[ENTRIES PROVIDED — start]

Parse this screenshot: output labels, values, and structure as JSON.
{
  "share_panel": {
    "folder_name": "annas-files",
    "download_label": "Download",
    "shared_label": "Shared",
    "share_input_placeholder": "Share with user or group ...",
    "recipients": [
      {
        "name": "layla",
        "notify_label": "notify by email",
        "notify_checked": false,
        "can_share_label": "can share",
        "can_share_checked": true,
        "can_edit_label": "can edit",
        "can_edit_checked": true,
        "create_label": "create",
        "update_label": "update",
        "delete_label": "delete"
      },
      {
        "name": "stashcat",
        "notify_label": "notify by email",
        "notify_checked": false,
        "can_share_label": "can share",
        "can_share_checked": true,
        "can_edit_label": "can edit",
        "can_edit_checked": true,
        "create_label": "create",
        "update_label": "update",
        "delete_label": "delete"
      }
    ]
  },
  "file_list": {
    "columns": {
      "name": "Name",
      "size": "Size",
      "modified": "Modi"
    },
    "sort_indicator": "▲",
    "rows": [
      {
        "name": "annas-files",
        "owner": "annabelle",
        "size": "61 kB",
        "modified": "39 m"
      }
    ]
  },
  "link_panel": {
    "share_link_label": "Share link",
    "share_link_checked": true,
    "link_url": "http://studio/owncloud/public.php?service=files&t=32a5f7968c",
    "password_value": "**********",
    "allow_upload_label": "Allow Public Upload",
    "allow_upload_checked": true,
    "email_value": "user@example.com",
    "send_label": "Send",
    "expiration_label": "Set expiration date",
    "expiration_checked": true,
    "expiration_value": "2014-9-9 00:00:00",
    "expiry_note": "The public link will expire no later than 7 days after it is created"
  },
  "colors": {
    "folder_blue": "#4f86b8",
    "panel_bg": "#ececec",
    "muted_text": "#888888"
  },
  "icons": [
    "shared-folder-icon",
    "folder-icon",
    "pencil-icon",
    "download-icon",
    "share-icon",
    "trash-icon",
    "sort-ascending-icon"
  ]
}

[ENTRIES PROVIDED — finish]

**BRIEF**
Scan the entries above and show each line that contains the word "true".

**TASK RESULT**
        "can_share_checked": true,
        "can_edit_checked": true,
        "can_share_checked": true,
        "can_edit_checked": true,
    "share_link_checked": true,
    "allow_upload_checked": true,
    "expiration_checked": true,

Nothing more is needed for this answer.